[BRIEF]:
State the number of lines in these records that include the string "accent", and say nothing more.

[DATA FOR THIS EXERCISE]:
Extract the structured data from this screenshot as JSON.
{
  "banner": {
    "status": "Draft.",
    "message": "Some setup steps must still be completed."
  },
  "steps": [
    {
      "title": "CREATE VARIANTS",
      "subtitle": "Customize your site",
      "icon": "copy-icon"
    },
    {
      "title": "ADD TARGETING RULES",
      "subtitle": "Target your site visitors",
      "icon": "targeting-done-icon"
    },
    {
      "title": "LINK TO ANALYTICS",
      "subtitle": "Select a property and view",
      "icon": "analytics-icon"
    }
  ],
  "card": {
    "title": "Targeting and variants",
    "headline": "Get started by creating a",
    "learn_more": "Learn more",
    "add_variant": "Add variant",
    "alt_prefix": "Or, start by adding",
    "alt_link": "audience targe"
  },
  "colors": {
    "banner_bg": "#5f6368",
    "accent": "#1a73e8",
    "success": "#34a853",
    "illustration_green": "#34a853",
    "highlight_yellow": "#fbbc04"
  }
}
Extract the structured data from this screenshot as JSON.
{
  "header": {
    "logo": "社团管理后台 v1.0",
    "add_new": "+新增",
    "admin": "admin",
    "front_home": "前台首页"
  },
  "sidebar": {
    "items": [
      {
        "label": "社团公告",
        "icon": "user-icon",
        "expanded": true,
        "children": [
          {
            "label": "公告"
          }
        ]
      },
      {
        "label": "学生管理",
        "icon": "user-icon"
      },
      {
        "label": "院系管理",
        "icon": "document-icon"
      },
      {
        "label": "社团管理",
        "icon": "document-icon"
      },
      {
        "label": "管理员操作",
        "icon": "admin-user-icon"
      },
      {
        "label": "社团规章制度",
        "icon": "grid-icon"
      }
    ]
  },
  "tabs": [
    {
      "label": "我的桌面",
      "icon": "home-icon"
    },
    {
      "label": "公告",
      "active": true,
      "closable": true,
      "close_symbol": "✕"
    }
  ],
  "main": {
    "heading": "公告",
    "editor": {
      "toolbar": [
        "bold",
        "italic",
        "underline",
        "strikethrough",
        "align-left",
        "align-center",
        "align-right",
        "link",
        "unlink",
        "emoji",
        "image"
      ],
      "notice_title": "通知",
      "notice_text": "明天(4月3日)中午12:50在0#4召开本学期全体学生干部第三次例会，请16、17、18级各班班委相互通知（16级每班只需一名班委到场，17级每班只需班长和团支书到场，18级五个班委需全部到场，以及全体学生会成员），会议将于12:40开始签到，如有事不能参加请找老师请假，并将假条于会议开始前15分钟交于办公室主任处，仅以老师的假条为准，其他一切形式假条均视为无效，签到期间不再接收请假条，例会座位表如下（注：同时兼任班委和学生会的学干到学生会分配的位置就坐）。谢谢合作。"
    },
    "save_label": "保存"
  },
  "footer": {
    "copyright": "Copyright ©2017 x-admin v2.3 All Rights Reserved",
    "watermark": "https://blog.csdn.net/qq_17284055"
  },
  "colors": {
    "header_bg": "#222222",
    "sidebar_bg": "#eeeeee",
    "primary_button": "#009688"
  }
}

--

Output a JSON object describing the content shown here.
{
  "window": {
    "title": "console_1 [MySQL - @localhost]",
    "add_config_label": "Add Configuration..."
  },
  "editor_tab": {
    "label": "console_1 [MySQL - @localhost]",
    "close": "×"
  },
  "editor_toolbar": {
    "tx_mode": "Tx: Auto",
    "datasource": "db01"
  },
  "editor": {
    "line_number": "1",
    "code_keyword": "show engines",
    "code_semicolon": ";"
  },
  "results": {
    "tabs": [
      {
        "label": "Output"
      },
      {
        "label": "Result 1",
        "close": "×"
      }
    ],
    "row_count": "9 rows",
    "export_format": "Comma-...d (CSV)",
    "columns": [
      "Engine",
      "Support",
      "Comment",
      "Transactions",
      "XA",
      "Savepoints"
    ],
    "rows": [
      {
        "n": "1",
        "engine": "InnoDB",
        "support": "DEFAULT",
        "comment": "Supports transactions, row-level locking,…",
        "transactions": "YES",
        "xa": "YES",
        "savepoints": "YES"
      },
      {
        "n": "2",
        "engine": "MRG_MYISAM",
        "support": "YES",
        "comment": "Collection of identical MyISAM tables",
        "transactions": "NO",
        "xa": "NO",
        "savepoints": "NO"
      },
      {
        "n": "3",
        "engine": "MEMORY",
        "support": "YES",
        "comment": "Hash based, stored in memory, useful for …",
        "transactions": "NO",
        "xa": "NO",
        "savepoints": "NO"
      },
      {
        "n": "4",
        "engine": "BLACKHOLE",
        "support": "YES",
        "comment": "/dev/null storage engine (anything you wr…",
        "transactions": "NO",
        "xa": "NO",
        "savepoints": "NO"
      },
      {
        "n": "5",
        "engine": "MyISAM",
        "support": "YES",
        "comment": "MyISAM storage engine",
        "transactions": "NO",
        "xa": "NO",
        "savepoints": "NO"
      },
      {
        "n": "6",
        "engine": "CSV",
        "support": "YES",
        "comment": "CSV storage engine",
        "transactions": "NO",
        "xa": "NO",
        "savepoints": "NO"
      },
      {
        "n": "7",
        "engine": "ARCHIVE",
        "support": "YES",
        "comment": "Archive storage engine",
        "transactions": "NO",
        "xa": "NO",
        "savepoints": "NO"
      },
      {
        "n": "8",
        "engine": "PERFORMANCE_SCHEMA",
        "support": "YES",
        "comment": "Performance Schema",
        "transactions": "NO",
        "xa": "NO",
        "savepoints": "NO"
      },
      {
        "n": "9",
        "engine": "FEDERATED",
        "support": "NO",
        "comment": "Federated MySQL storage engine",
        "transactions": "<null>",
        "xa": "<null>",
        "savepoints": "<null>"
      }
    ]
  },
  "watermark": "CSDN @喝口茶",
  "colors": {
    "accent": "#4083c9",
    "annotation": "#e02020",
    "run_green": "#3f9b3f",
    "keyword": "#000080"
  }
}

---

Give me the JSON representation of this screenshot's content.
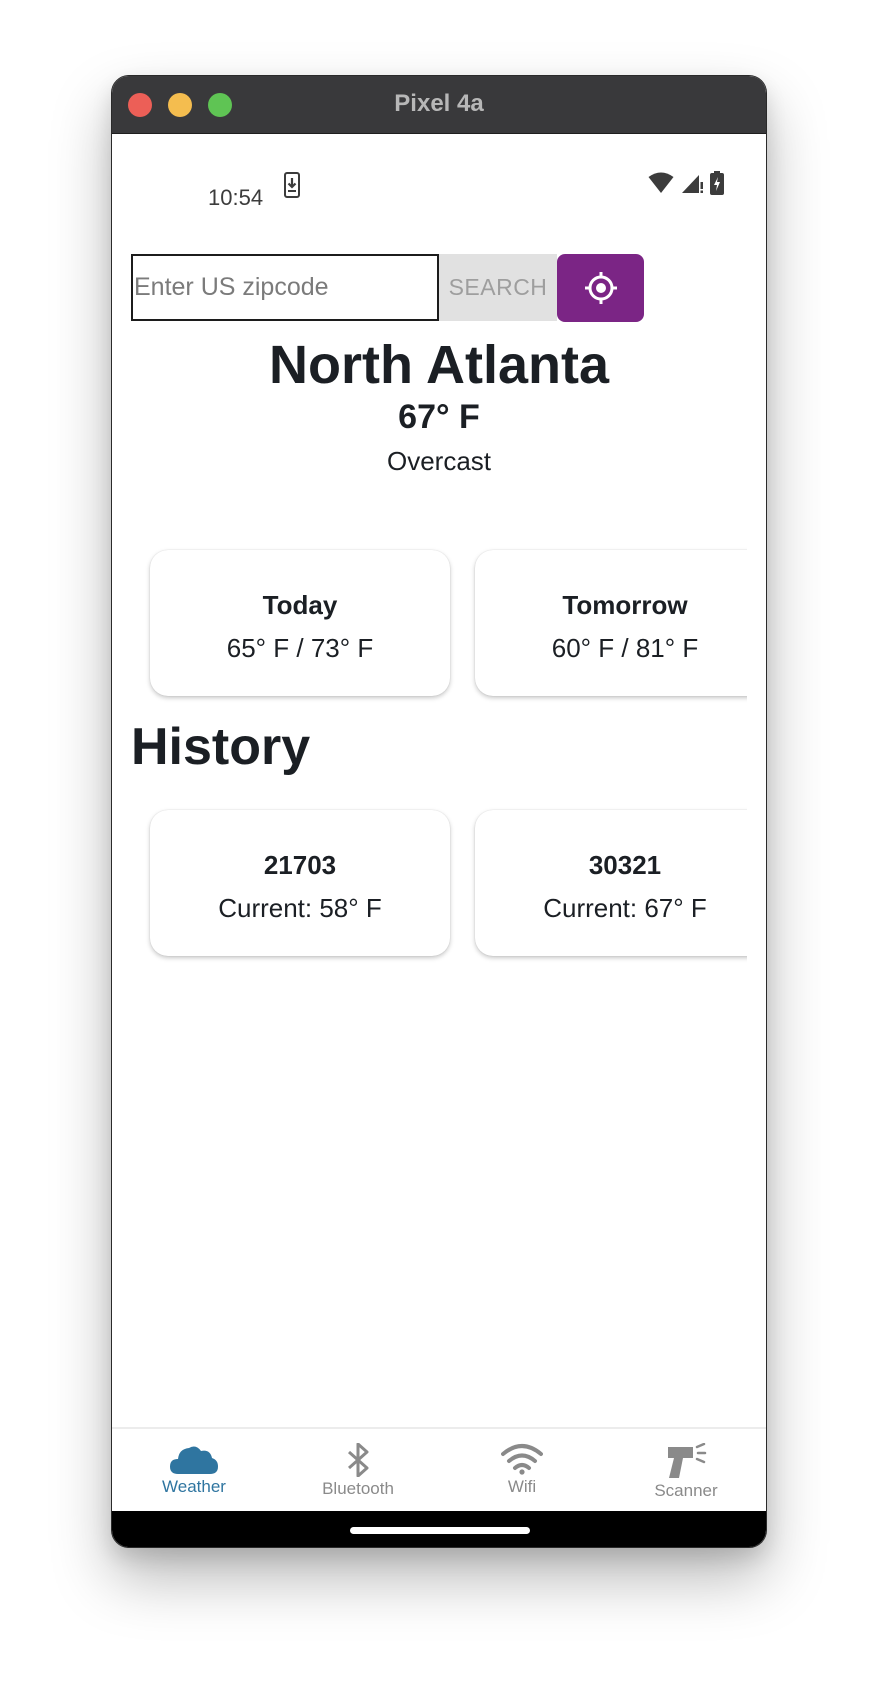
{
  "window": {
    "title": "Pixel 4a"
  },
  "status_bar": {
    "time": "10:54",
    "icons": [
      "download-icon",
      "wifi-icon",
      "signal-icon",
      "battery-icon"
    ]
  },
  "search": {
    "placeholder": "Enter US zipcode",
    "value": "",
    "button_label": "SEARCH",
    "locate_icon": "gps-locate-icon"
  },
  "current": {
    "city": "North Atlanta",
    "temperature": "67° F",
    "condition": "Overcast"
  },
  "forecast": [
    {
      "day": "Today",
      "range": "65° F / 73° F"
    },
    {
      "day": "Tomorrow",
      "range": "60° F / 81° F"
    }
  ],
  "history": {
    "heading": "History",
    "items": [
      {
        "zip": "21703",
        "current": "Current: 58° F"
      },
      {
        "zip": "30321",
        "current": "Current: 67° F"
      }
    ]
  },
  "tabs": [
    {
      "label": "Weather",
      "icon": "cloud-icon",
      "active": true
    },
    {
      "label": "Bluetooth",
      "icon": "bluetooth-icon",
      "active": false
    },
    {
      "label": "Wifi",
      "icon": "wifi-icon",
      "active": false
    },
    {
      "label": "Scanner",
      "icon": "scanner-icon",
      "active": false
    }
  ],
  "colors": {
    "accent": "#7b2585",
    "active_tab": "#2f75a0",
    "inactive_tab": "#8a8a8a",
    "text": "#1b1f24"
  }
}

[ANSWER]:
3